The Bombers’ starting quarterback is one tough guy.
This is nothing new, and nothing I haven’t said before; let’s be honest, over his first two seasons here, Drew Willy has taken a beating. The quarterback has spent more time in Head Athletic Therapist Al Couture’s therapy room over two seasons than he should in a lifetime.
In 2014, while dealing with a shoulder injury to his throwing arm, Drew routinely went straight to the training room at halftime. Then the hard hit he took in Week 1 last season sent him right back to that training room. He wouldn’t stay down long that time and we all collectively drew a sigh of relief.
But then came August. That fateful game against Hamilton. The major turning point in the Bombers’ 2015 season.
Was it inevitable? Drew never thought so. “I can take the hits,” he would tell me. “It’s part of the game.” Others may not agree.
When Kyle, looking concerned, quietly asked me on the sidelines of Tim Hortons Field, “is that Drew?” while No. 5 squirmed on the turf across the field, we all knew it wasn’t good. Drew went straight to our locker room, where our doctors and Al began testing. The immediate fear was a torn ACL, as is usually the case with a knee injury. But the initial prognosis seemed positive.

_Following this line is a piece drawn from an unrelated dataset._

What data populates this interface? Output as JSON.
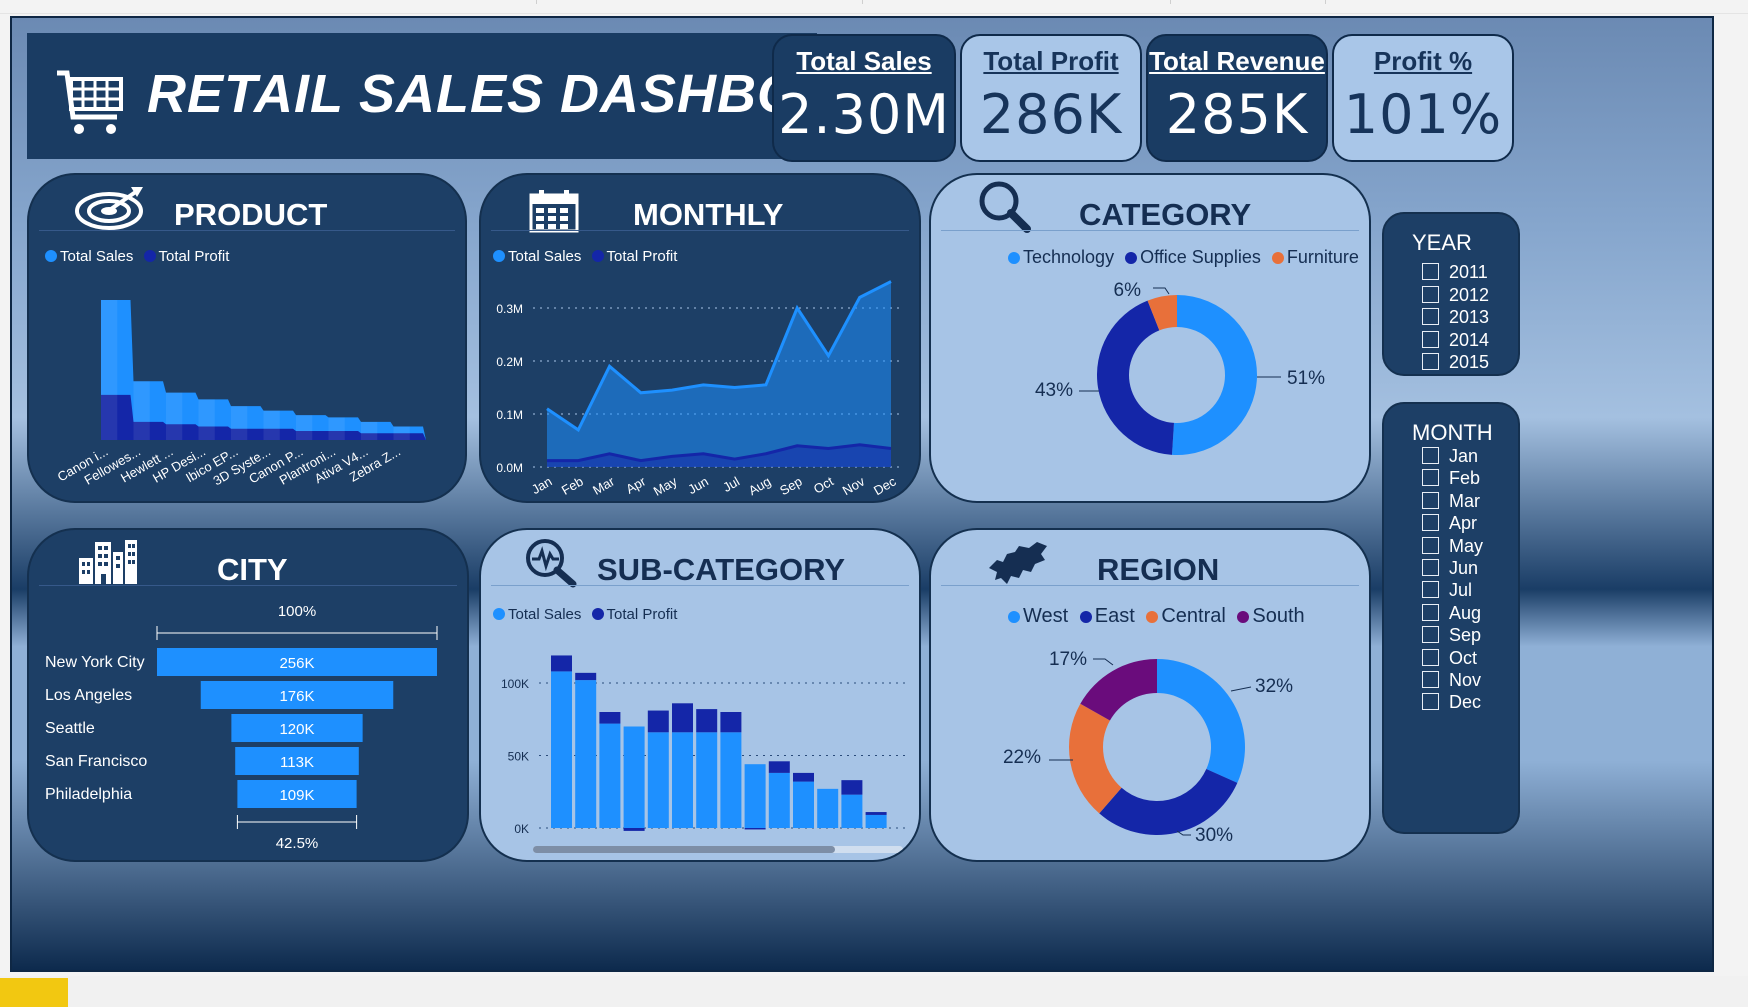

“I think we are okay on structure here, Drew. Ligaments are solid,” Dr. Jim Longstaffe said while our franchise player lay flat on his back in severe discomfort. Between Al, his staff and our doctors, a torn ACL or MCL can almost always be determined quite quickly and accurately. Because this had all but been ruled out following preliminary testing, we left Hamilton that night knowing it wasn’t good, but hoping for the best.
“When we got on the plane that night, we were pretty sure the ligaments were fine, which led us to believe his bone was affected, judging by the amount of pain he was in,” said Al.

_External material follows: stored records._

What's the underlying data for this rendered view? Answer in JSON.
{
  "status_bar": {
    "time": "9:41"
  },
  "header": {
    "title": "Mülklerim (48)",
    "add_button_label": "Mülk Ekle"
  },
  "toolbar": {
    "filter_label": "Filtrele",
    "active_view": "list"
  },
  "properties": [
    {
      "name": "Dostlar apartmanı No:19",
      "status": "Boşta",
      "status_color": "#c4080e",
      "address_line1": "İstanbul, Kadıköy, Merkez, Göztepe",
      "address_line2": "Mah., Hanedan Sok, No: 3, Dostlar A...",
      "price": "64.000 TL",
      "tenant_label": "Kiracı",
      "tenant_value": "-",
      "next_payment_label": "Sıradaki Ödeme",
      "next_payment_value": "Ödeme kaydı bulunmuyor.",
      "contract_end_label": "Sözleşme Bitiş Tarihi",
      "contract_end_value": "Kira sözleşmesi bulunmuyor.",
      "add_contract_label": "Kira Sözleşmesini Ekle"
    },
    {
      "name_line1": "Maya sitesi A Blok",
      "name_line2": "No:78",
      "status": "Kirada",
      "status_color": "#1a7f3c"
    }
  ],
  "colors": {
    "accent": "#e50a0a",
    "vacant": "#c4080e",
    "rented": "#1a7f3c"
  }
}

A day later, once Al confirmed Drew had suffered a tibial plateau fracture (which is a fracture of the anterior portion of his tibia), he relayed the information accordingly. His daily meeting with Head Coach Mike O’Shea this time also included GM Kyle Walters and President and CEO Wade Miller, and he presented the situation to the three. He then began planning a rehab regimen.

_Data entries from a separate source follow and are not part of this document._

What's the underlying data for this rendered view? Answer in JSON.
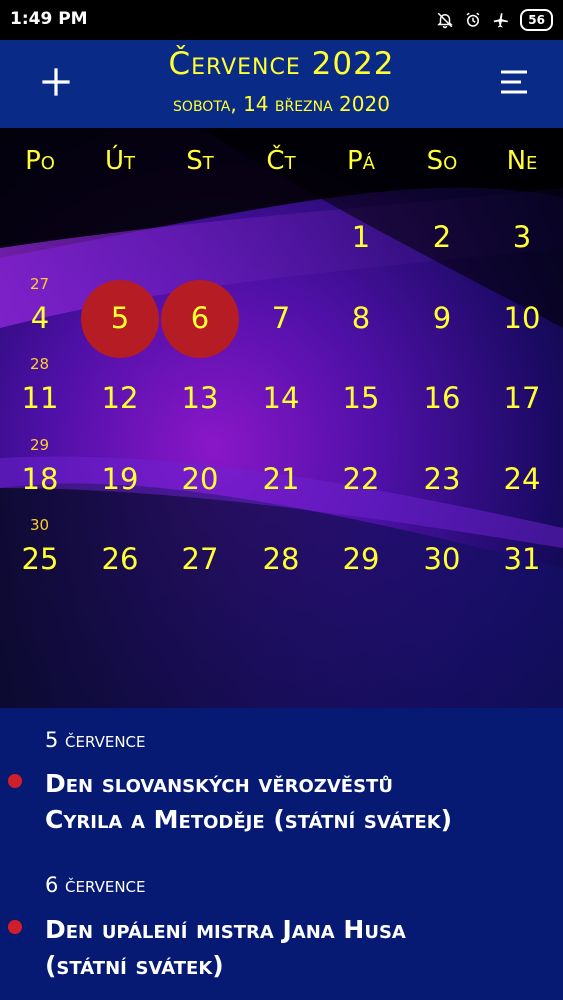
{
  "status_bar": {
    "time": "1:49 PM",
    "battery": "56",
    "icons": [
      "bell-off-icon",
      "alarm-icon",
      "airplane-icon",
      "battery-icon"
    ]
  },
  "header": {
    "title": "Července 2022",
    "subtitle": "sobota, 14 března 2020",
    "add_icon": "plus-icon",
    "menu_icon": "menu-icon"
  },
  "calendar": {
    "weekdays": [
      "Po",
      "Út",
      "St",
      "Čt",
      "Pá",
      "So",
      "Ne"
    ],
    "weeks": [
      {
        "week": "",
        "days": [
          "",
          "",
          "",
          "",
          "1",
          "2",
          "3"
        ]
      },
      {
        "week": "27",
        "days": [
          "4",
          "5",
          "6",
          "7",
          "8",
          "9",
          "10"
        ]
      },
      {
        "week": "28",
        "days": [
          "11",
          "12",
          "13",
          "14",
          "15",
          "16",
          "17"
        ]
      },
      {
        "week": "29",
        "days": [
          "18",
          "19",
          "20",
          "21",
          "22",
          "23",
          "24"
        ]
      },
      {
        "week": "30",
        "days": [
          "25",
          "26",
          "27",
          "28",
          "29",
          "30",
          "31"
        ]
      }
    ],
    "holidays": [
      "5",
      "6"
    ]
  },
  "holiday_list": [
    {
      "date": "5 července",
      "title_line1": "Den slovanských věrozvěstů",
      "title_line2": "Cyrila a Metoděje (státní svátek)"
    },
    {
      "date": "6 července",
      "title_line1": "Den upálení mistra Jana Husa",
      "title_line2": "(státní svátek)"
    }
  ],
  "colors": {
    "accent_text": "#ffff33",
    "header_bg": "#0a2a88",
    "holiday_circle": "#b51c24",
    "list_bg": "#071a73"
  }
}
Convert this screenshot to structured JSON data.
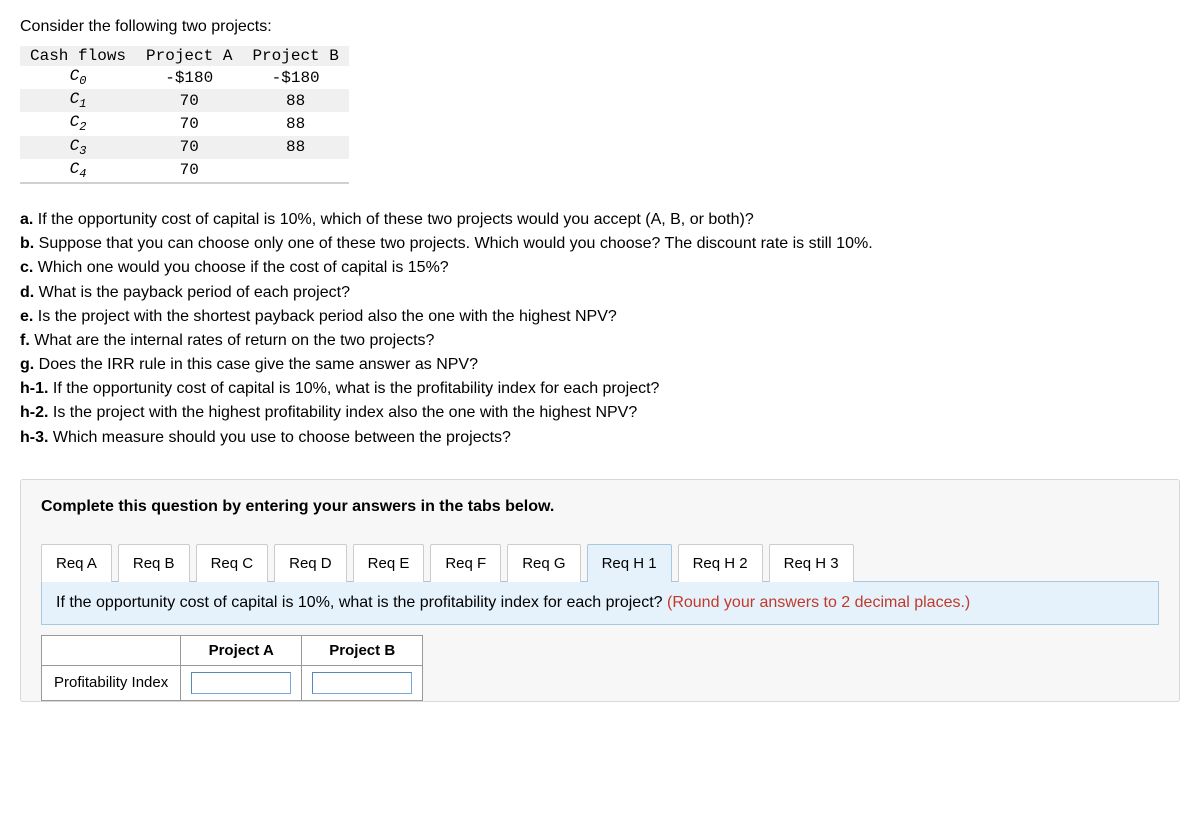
{
  "intro": "Consider the following two projects:",
  "table": {
    "headers": [
      "Cash flows",
      "Project A",
      "Project B"
    ],
    "rows": [
      {
        "label_html": "C<sub>0</sub>",
        "a": "-$180",
        "b": "-$180"
      },
      {
        "label_html": "C<sub>1</sub>",
        "a": "70",
        "b": "88"
      },
      {
        "label_html": "C<sub>2</sub>",
        "a": "70",
        "b": "88"
      },
      {
        "label_html": "C<sub>3</sub>",
        "a": "70",
        "b": "88"
      },
      {
        "label_html": "C<sub>4</sub>",
        "a": "70",
        "b": ""
      }
    ]
  },
  "questions": [
    {
      "tag": "a.",
      "text": "If the opportunity cost of capital is 10%, which of these two projects would you accept (A, B, or both)?"
    },
    {
      "tag": "b.",
      "text": "Suppose that you can choose only one of these two projects. Which would you choose? The discount rate is still 10%."
    },
    {
      "tag": "c.",
      "text": "Which one would you choose if the cost of capital is 15%?"
    },
    {
      "tag": "d.",
      "text": "What is the payback period of each project?"
    },
    {
      "tag": "e.",
      "text": "Is the project with the shortest payback period also the one with the highest NPV?"
    },
    {
      "tag": "f.",
      "text": "What are the internal rates of return on the two projects?"
    },
    {
      "tag": "g.",
      "text": "Does the IRR rule in this case give the same answer as NPV?"
    },
    {
      "tag": "h-1.",
      "text": "If the opportunity cost of capital is 10%, what is the profitability index for each project?"
    },
    {
      "tag": "h-2.",
      "text": "Is the project with the highest profitability index also the one with the highest NPV?"
    },
    {
      "tag": "h-3.",
      "text": "Which measure should you use to choose between the projects?"
    }
  ],
  "instruction": "Complete this question by entering your answers in the tabs below.",
  "tabs": [
    "Req A",
    "Req B",
    "Req C",
    "Req D",
    "Req E",
    "Req F",
    "Req G",
    "Req H 1",
    "Req H 2",
    "Req H 3"
  ],
  "active_tab_index": 7,
  "pane": {
    "prompt": "If the opportunity cost of capital is 10%, what is the profitability index for each project? ",
    "hint": "(Round your answers to 2 decimal places.)",
    "row_label": "Profitability Index",
    "col_a": "Project A",
    "col_b": "Project B",
    "val_a": "",
    "val_b": ""
  }
}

Drew has often called Al the best in the business. Al helped Buck Pierce return to the game, making him the only professional quarterback on record to ever continue his career after suffering a dislocation and fracture in his throwing elbow. Drew knew he was in good hands.
I’ll let Al explain the rehab: “Because this is a weight-bearing area of bone, he had to be non-weight bearing and on crutches for the better part of four weeks. But the rehab pretty much started two weeks post-injury; that’s when we started in the fitness tub here at Investors Group Field,” he explained.
“Aquatic therapy was a huge part of his rehab because the hydrostatic pressure of water helps with getting rid of swelling, and unloads weight-bearing structures. In other words, we could get him walking in the five-foot deep water much earlier than we could on land. It is also at this time that he started riding a bike (still in water with an underwater bike).”
Drew was in this tub every day for four weeks, and at the four-week mark, after making some progress, they began land exercises in addition to water therapy. Al tells me they used the large tubs in our training room throughout the entire rehab process.
“We also used an anti-gravity treadmill when he was able to walk/jog at faster speeds. It allowed us to make sure his gait (walking pattern) was normal and he wasn’t developing any compensatory patterns,” he said.
One of the most upbeat guys in our locker room, Drew wasn’t himself after the injury. And that’s more than understandable. He would watch film like he was preparing to play every week, and do everything he could to help out the starter. It wasn’t the injury, the rehab, or the pain that had him down; it was not being able to be out there on game day.
“Al and his group were diligent in their approach and pushed me,” Willy told me during a break in training in Tampa. “It was a long process and the hardest part wasn’t anything I went through, but not being able to help my team.
“That is one of the most motivating factors for 2016, looking forward to being able to do that again.”
Al says he still monitors Drew, but that he is “healthy and ready to go as we speak.” I think I speak for everyone in saying I look forward to seeing No. 5 back out on the field come mini-camp at the end of April.